What the task requires →
Copy out only the lines running from the one that contains "Enumerate this screenshot's" through the end of the listing. Pictures stay out.

Provided entries →

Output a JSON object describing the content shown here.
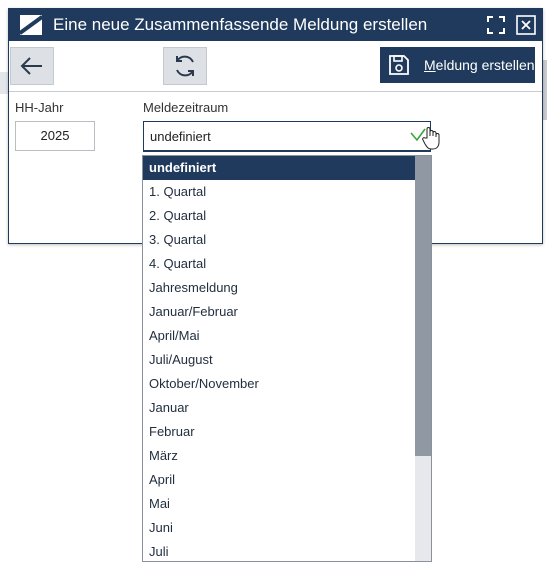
{
  "dialog": {
    "title": "Eine neue Zusammenfassende Meldung erstellen",
    "icons": {
      "logo": "app-logo",
      "maximize": "maximize-icon",
      "close": "close-icon"
    }
  },
  "toolbar": {
    "back_icon": "arrow-left-icon",
    "refresh_icon": "refresh-icon",
    "create_icon": "save-icon",
    "create_label": "Meldung erstellen"
  },
  "form": {
    "year_label": "HH-Jahr",
    "year_value": "2025",
    "period_label": "Meldezeitraum",
    "period_value": "undefiniert"
  },
  "dropdown": {
    "selected_index": 0,
    "options": [
      "undefiniert",
      "1. Quartal",
      "2. Quartal",
      "3. Quartal",
      "4. Quartal",
      "Jahresmeldung",
      "Januar/Februar",
      "April/Mai",
      "Juli/August",
      "Oktober/November",
      "Januar",
      "Februar",
      "März",
      "April",
      "Mai",
      "Juni",
      "Juli"
    ]
  },
  "colors": {
    "primary": "#1f3a5c",
    "accent_check": "#3aa53a"
  }
}
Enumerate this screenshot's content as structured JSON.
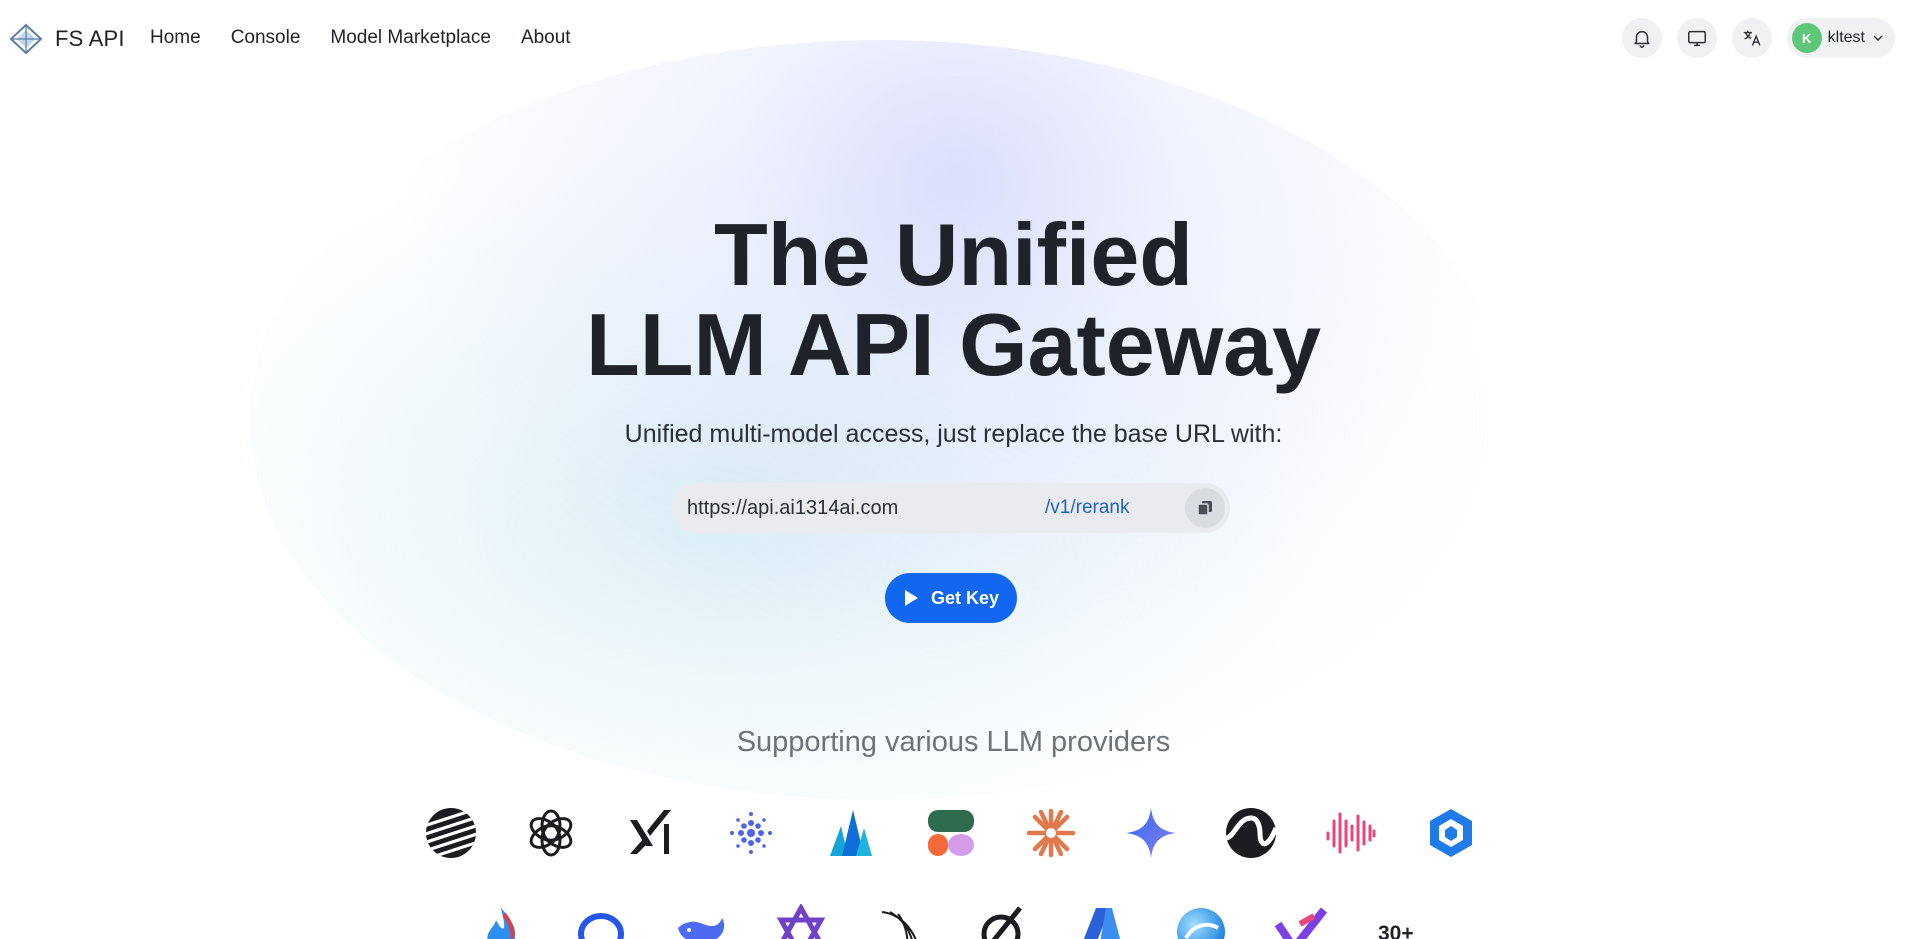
{
  "brand": {
    "name": "FS API",
    "logo_icon": "diamond-logo-icon"
  },
  "nav": {
    "links": [
      {
        "label": "Home"
      },
      {
        "label": "Console"
      },
      {
        "label": "Model Marketplace"
      },
      {
        "label": "About"
      }
    ],
    "right_icons": [
      "bell-icon",
      "monitor-icon",
      "translate-icon"
    ],
    "user": {
      "avatar_letter": "K",
      "name": "kltest",
      "avatar_color": "#5dc878"
    }
  },
  "hero": {
    "title_line1": "The Unified",
    "title_line2": "LLM API Gateway",
    "subtitle": "Unified multi-model access, just replace the base URL with:",
    "base_url": "https://api.ai1314ai.com",
    "endpoint_path": "/v1/rerank",
    "cta_label": "Get Key",
    "accent_color": "#1167f0"
  },
  "providers": {
    "heading": "Supporting various LLM providers",
    "row1": [
      "striped-sphere-logo",
      "openai-logo",
      "xai-logo",
      "dotted-circle-logo",
      "triangle-peaks-logo",
      "figma-shapes-logo",
      "claude-burst-logo",
      "gemini-star-logo",
      "wave-s-logo",
      "audio-wave-logo",
      "hex-cube-logo"
    ],
    "row2": [
      "flame-logo",
      "ring-logo",
      "whale-logo",
      "star-of-david-logo",
      "feather-logo",
      "slash-circle-logo",
      "azure-logo",
      "blue-orb-logo",
      "purple-check-logo"
    ],
    "more_count": "30+"
  }
}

Exercise response →
Enumerate this screenshot's content as structured JSON.
{
  "brand": {
    "name": "FS API",
    "logo_icon": "diamond-logo-icon"
  },
  "nav": {
    "links": [
      {
        "label": "Home"
      },
      {
        "label": "Console"
      },
      {
        "label": "Model Marketplace"
      },
      {
        "label": "About"
      }
    ],
    "right_icons": [
      "bell-icon",
      "monitor-icon",
      "translate-icon"
    ],
    "user": {
      "avatar_letter": "K",
      "name": "kltest",
      "avatar_color": "#5dc878"
    }
  },
  "hero": {
    "title_line1": "The Unified",
    "title_line2": "LLM API Gateway",
    "subtitle": "Unified multi-model access, just replace the base URL with:",
    "base_url": "https://api.ai1314ai.com",
    "endpoint_path": "/v1/rerank",
    "cta_label": "Get Key",
    "accent_color": "#1167f0"
  },
  "providers": {
    "heading": "Supporting various LLM providers",
    "row1": [
      "striped-sphere-logo",
      "openai-logo",
      "xai-logo",
      "dotted-circle-logo",
      "triangle-peaks-logo",
      "figma-shapes-logo",
      "claude-burst-logo",
      "gemini-star-logo",
      "wave-s-logo",
      "audio-wave-logo",
      "hex-cube-logo"
    ],
    "row2": [
      "flame-logo",
      "ring-logo",
      "whale-logo",
      "star-of-david-logo",
      "feather-logo",
      "slash-circle-logo",
      "azure-logo",
      "blue-orb-logo",
      "purple-check-logo"
    ],
    "more_count": "30+"
  }
}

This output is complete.